Mentions: The MAPK Sty1 plays a central role in mediating resistance to environmental stresses in S. pombe [28]. Sty1 has also been shown to regulate the Hal4 kinase, which together with the Trk1 and Trk2 transporters regulates K+ uptake in S. pombe [8, 29]. Sty1 was not required for KCl- mediated suppression of phleomycin sensitivity in S. pombe (Fig. 3A and 3B). In contrast to wt cells however, sty1Δ mutants displayed an elongated phenotype when exposed to phleomycin in the presence of 0.15–0.6 M KCl (Figs. 2E and 3A). Furthermore, lower concentrations of KCl (0.15b–0.3 M) were more effective at suppressing phleomycin sensitivity than higher concentrations (0.6 M) in this mutant (Fig. 3B). Immunoblotting demonstrated only minimal activation of Sty1 at concentrations of KCl (0.04–0.3 M) sufficient to suppress sensitivity to phleomycin (Fig. 3C). In addition, sty1Δ mutants grew worse in the presence of phleomycin and 0.15–0.6 M KCl than in the presence of 0.6 M KCl alone (Fig. 3B). Exposure to phleomycin alone did not induce Sty1 activation (Fig. 3E). In our study, the sensitivity of sty1Δ mutants to G418 was not greater than observed for wt cells (S3A Fig.). Together, our observations suggest that Sty1 is not required for KCl- mediated suppression of phleomycin per se. Sty1 does seem to enhance the survival of S. pombe cells however, when exposed to the combined stresses of phleomycin and KCl exposure (Fig. 3B) [28].

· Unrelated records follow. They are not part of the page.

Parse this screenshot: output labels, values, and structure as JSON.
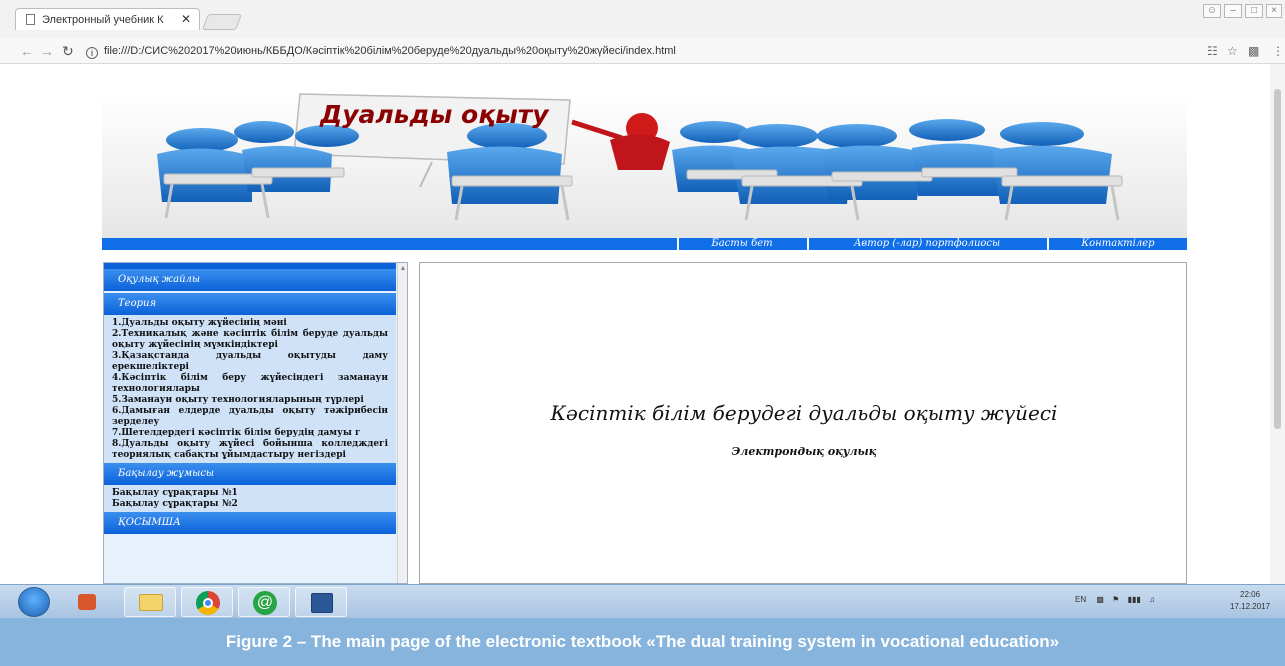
{
  "browser": {
    "tab_title": "Электронный учебник К",
    "close_glyph": "✕",
    "url": "file:///D:/СИС%202017%20июнь/КББДО/Кәсіптік%20білім%20беруде%20дуальды%20оқыту%20жүйесі/index.html",
    "info_glyph": "i"
  },
  "page": {
    "banner_title": "Дуальды оқыту",
    "nav": [
      "Басты бет",
      "Автор (-лар) портфолиосы",
      "Контактілер"
    ],
    "sidebar": {
      "sections": [
        {
          "title": "Оқулық жайлы",
          "items": []
        },
        {
          "title": "Теория",
          "items": [
            "1.Дуальды оқыту жүйесінің мәні",
            "2.Техникалық және кәсіптік білім беруде дуальды оқыту жүйесінің мүмкіндіктері",
            "3.Қазақстанда дуальды оқытуды даму ерекшеліктері",
            "4.Кәсіптік білім беру жүйесіндегі заманауи технологиялары",
            "5.Заманауи оқыту технологияларының түрлері",
            "6.Дамыған елдерде дуальды оқыту тәжірибесін зерделеу",
            "7.Шетелдердегі кәсіптік білім берудің дамуы г",
            "8.Дуальды оқыту жүйесі бойынша колледждегі теориялық сабақты ұйымдастыру негіздері"
          ]
        },
        {
          "title": "Бақылау жұмысы",
          "items": [
            "Бақылау сұрақтары №1",
            "Бақылау сұрақтары №2"
          ]
        },
        {
          "title": "ҚОСЫМША",
          "items": []
        }
      ]
    },
    "main_title": "Кәсіптік білім берудегі дуальды оқыту жүйесі",
    "subtitle": "Электрондық оқулық"
  },
  "taskbar": {
    "tray_text": "EN",
    "time": "22:06",
    "date": "17.12.2017"
  },
  "caption": "Figure 2 – The main page of the electronic textbook «The dual training system in vocational education»"
}
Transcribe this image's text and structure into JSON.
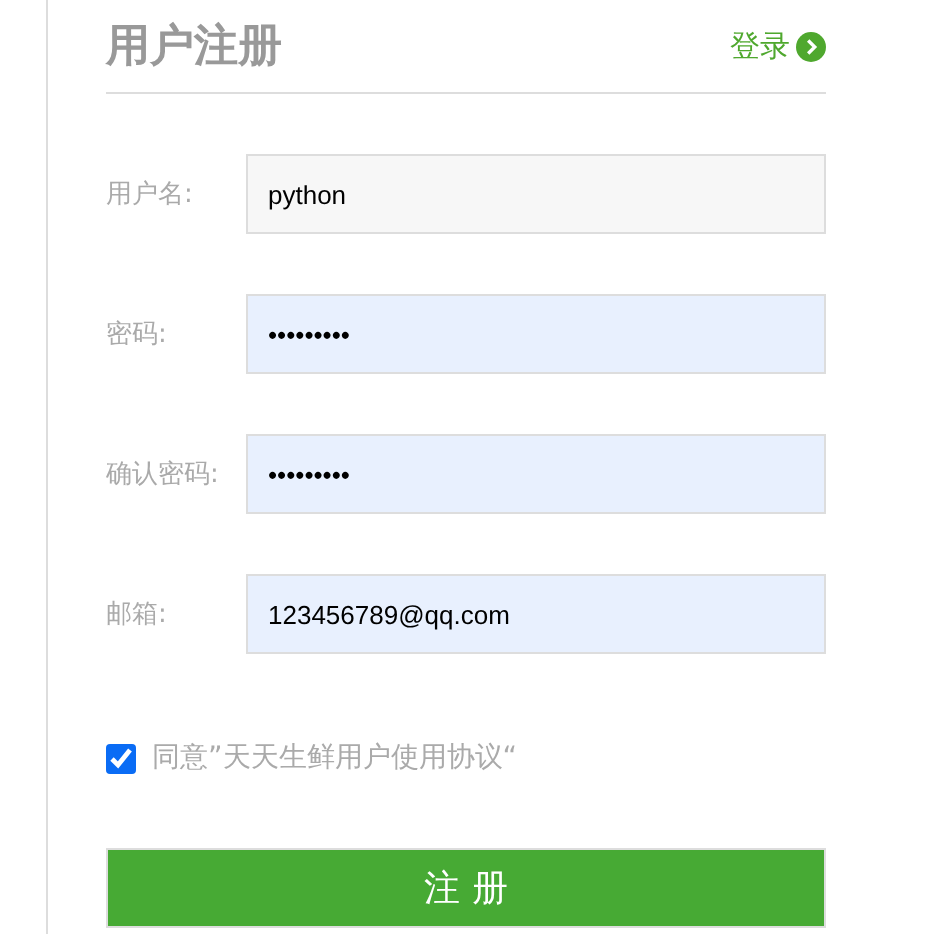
{
  "title": "用户注册",
  "login_link": "登录",
  "fields": [
    {
      "label": "用户名:",
      "value": "python",
      "autofilled": false
    },
    {
      "label": "密码:",
      "value": "•••••••••",
      "autofilled": true
    },
    {
      "label": "确认密码:",
      "value": "•••••••••",
      "autofilled": true
    },
    {
      "label": "邮箱:",
      "value": "123456789@qq.com",
      "autofilled": true
    }
  ],
  "agreement": {
    "label": "同意”天天生鲜用户使用协议“",
    "checked": true
  },
  "submit": "注 册"
}
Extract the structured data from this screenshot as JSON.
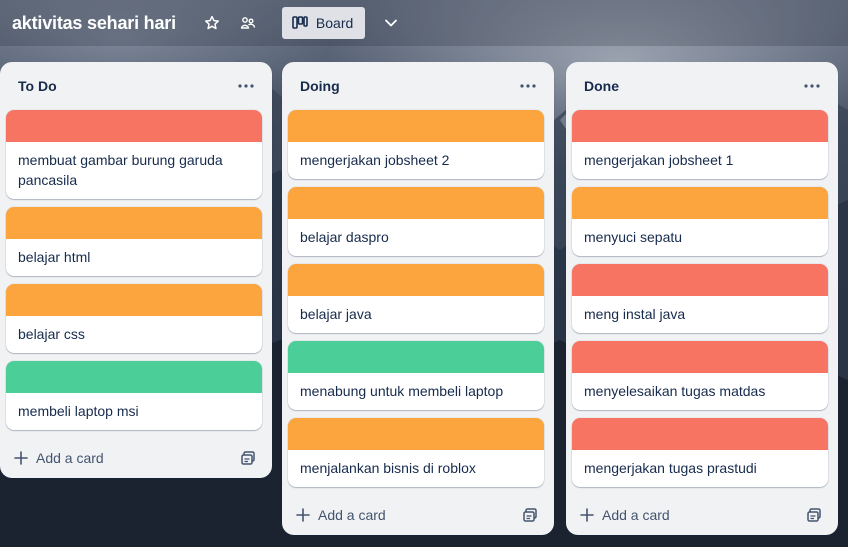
{
  "header": {
    "board_title": "aktivitas sehari hari",
    "view_label": "Board",
    "star_icon": "star-icon",
    "visibility_icon": "workspace-visibility-icon",
    "view_icon": "board-view-icon",
    "chevron_icon": "chevron-down-icon"
  },
  "colors": {
    "red": "#f87462",
    "orange": "#fca43d",
    "green": "#4bce97",
    "list_bg": "#f1f2f4",
    "text": "#172b4d"
  },
  "lists": [
    {
      "title": "To Do",
      "add_card_label": "Add a card",
      "cards": [
        {
          "text": "membuat gambar burung garuda pancasila",
          "cover": "#f87462"
        },
        {
          "text": "belajar html",
          "cover": "#fca43d"
        },
        {
          "text": "belajar css",
          "cover": "#fca43d"
        },
        {
          "text": "membeli laptop msi",
          "cover": "#4bce97"
        }
      ]
    },
    {
      "title": "Doing",
      "add_card_label": "Add a card",
      "cards": [
        {
          "text": "mengerjakan jobsheet 2",
          "cover": "#fca43d"
        },
        {
          "text": "belajar daspro",
          "cover": "#fca43d"
        },
        {
          "text": "belajar java",
          "cover": "#fca43d"
        },
        {
          "text": "menabung untuk membeli laptop",
          "cover": "#4bce97"
        },
        {
          "text": "menjalankan bisnis di roblox",
          "cover": "#fca43d"
        }
      ]
    },
    {
      "title": "Done",
      "add_card_label": "Add a card",
      "cards": [
        {
          "text": "mengerjakan jobsheet 1",
          "cover": "#f87462"
        },
        {
          "text": "menyuci sepatu",
          "cover": "#fca43d"
        },
        {
          "text": "meng instal java",
          "cover": "#f87462"
        },
        {
          "text": "menyelesaikan tugas matdas",
          "cover": "#f87462"
        },
        {
          "text": "mengerjakan tugas prastudi",
          "cover": "#f87462"
        }
      ]
    }
  ]
}
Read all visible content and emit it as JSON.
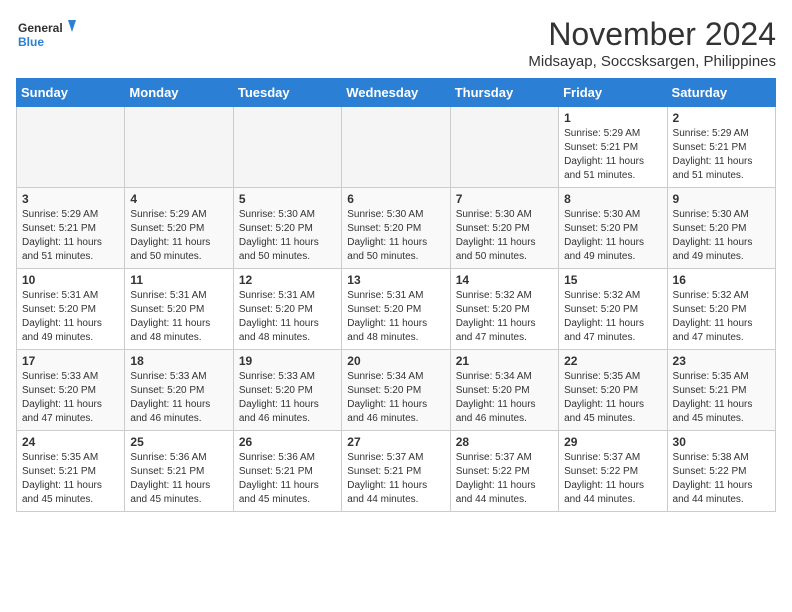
{
  "header": {
    "logo_line1": "General",
    "logo_line2": "Blue",
    "month": "November 2024",
    "location": "Midsayap, Soccsksargen, Philippines"
  },
  "weekdays": [
    "Sunday",
    "Monday",
    "Tuesday",
    "Wednesday",
    "Thursday",
    "Friday",
    "Saturday"
  ],
  "weeks": [
    [
      {
        "day": "",
        "info": ""
      },
      {
        "day": "",
        "info": ""
      },
      {
        "day": "",
        "info": ""
      },
      {
        "day": "",
        "info": ""
      },
      {
        "day": "",
        "info": ""
      },
      {
        "day": "1",
        "info": "Sunrise: 5:29 AM\nSunset: 5:21 PM\nDaylight: 11 hours\nand 51 minutes."
      },
      {
        "day": "2",
        "info": "Sunrise: 5:29 AM\nSunset: 5:21 PM\nDaylight: 11 hours\nand 51 minutes."
      }
    ],
    [
      {
        "day": "3",
        "info": "Sunrise: 5:29 AM\nSunset: 5:21 PM\nDaylight: 11 hours\nand 51 minutes."
      },
      {
        "day": "4",
        "info": "Sunrise: 5:29 AM\nSunset: 5:20 PM\nDaylight: 11 hours\nand 50 minutes."
      },
      {
        "day": "5",
        "info": "Sunrise: 5:30 AM\nSunset: 5:20 PM\nDaylight: 11 hours\nand 50 minutes."
      },
      {
        "day": "6",
        "info": "Sunrise: 5:30 AM\nSunset: 5:20 PM\nDaylight: 11 hours\nand 50 minutes."
      },
      {
        "day": "7",
        "info": "Sunrise: 5:30 AM\nSunset: 5:20 PM\nDaylight: 11 hours\nand 50 minutes."
      },
      {
        "day": "8",
        "info": "Sunrise: 5:30 AM\nSunset: 5:20 PM\nDaylight: 11 hours\nand 49 minutes."
      },
      {
        "day": "9",
        "info": "Sunrise: 5:30 AM\nSunset: 5:20 PM\nDaylight: 11 hours\nand 49 minutes."
      }
    ],
    [
      {
        "day": "10",
        "info": "Sunrise: 5:31 AM\nSunset: 5:20 PM\nDaylight: 11 hours\nand 49 minutes."
      },
      {
        "day": "11",
        "info": "Sunrise: 5:31 AM\nSunset: 5:20 PM\nDaylight: 11 hours\nand 48 minutes."
      },
      {
        "day": "12",
        "info": "Sunrise: 5:31 AM\nSunset: 5:20 PM\nDaylight: 11 hours\nand 48 minutes."
      },
      {
        "day": "13",
        "info": "Sunrise: 5:31 AM\nSunset: 5:20 PM\nDaylight: 11 hours\nand 48 minutes."
      },
      {
        "day": "14",
        "info": "Sunrise: 5:32 AM\nSunset: 5:20 PM\nDaylight: 11 hours\nand 47 minutes."
      },
      {
        "day": "15",
        "info": "Sunrise: 5:32 AM\nSunset: 5:20 PM\nDaylight: 11 hours\nand 47 minutes."
      },
      {
        "day": "16",
        "info": "Sunrise: 5:32 AM\nSunset: 5:20 PM\nDaylight: 11 hours\nand 47 minutes."
      }
    ],
    [
      {
        "day": "17",
        "info": "Sunrise: 5:33 AM\nSunset: 5:20 PM\nDaylight: 11 hours\nand 47 minutes."
      },
      {
        "day": "18",
        "info": "Sunrise: 5:33 AM\nSunset: 5:20 PM\nDaylight: 11 hours\nand 46 minutes."
      },
      {
        "day": "19",
        "info": "Sunrise: 5:33 AM\nSunset: 5:20 PM\nDaylight: 11 hours\nand 46 minutes."
      },
      {
        "day": "20",
        "info": "Sunrise: 5:34 AM\nSunset: 5:20 PM\nDaylight: 11 hours\nand 46 minutes."
      },
      {
        "day": "21",
        "info": "Sunrise: 5:34 AM\nSunset: 5:20 PM\nDaylight: 11 hours\nand 46 minutes."
      },
      {
        "day": "22",
        "info": "Sunrise: 5:35 AM\nSunset: 5:20 PM\nDaylight: 11 hours\nand 45 minutes."
      },
      {
        "day": "23",
        "info": "Sunrise: 5:35 AM\nSunset: 5:21 PM\nDaylight: 11 hours\nand 45 minutes."
      }
    ],
    [
      {
        "day": "24",
        "info": "Sunrise: 5:35 AM\nSunset: 5:21 PM\nDaylight: 11 hours\nand 45 minutes."
      },
      {
        "day": "25",
        "info": "Sunrise: 5:36 AM\nSunset: 5:21 PM\nDaylight: 11 hours\nand 45 minutes."
      },
      {
        "day": "26",
        "info": "Sunrise: 5:36 AM\nSunset: 5:21 PM\nDaylight: 11 hours\nand 45 minutes."
      },
      {
        "day": "27",
        "info": "Sunrise: 5:37 AM\nSunset: 5:21 PM\nDaylight: 11 hours\nand 44 minutes."
      },
      {
        "day": "28",
        "info": "Sunrise: 5:37 AM\nSunset: 5:22 PM\nDaylight: 11 hours\nand 44 minutes."
      },
      {
        "day": "29",
        "info": "Sunrise: 5:37 AM\nSunset: 5:22 PM\nDaylight: 11 hours\nand 44 minutes."
      },
      {
        "day": "30",
        "info": "Sunrise: 5:38 AM\nSunset: 5:22 PM\nDaylight: 11 hours\nand 44 minutes."
      }
    ]
  ]
}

Bottom Line: We have investigated the effect of external KCl concentrations on the sensitivity of S. pombe cells to a wide range of antibiotics, antimicrobial agents and chemotherapeutic drugs.This effect appears to depend in part on changes to membrane polarization and membrane transport proteins.Interestingly, we have found little relationship between the suppressive effect of KCl on sensitivity and the structure, polarity or solubility of the various compounds investigated.

View Article: PubMed Central - PubMed

Affiliation: Department of Chemistry and Molecular Biology, University of Gothenburg, Box 462, SE-405 30, Göteborg, Sweden.

ABSTRACT

Background: Potassium ion homeostasis plays an important role in regulating membrane potential and therefore resistance to cations, antibiotics and chemotherapeutic agents in Schizosaccharomyces pombe and other yeasts. However, the precise relationship between drug resistance in S. pombe and external potassium concentrations (particularly in its natural habitats) remains unclear. S. pombe can tolerate a wide range of external potassium concentrations which in turn affect plasma membrane polarization. We thus hypothesized that high external potassium concentrations suppress the sensitivity of this yeast to various drugs.

Methods: We have investigated the effect of external KCl concentrations on the sensitivity of S. pombe cells to a wide range of antibiotics, antimicrobial agents and chemotherapeutic drugs. We employed survival assays, immunoblotting and microscopy for these studies.

Results: We demonstrate that KCl, and to a lesser extent NaCl and RbCl can suppress the sensitivity of S. pombe to a wide range of antibiotics. Ammonium chloride and potassium hydrogen sulphate also suppressed drug sensitivity. This effect appears to depend in part on changes to membrane polarization and membrane transport proteins. Interestingly, we have found little relationship between the suppressive effect of KCl on sensitivity and the structure, polarity or solubility of the various compounds investigated.

Conclusions: High concentrations of external potassium and other cations suppress sensitivity to a wide range of drugs in S. pombe. Potassium-rich environments may thus provide S. pombe a competitive advantage in nature. Modulating potassium ion homeostasis may sensitize pathogenic fungi to antifungal agents.

No MeSH data available.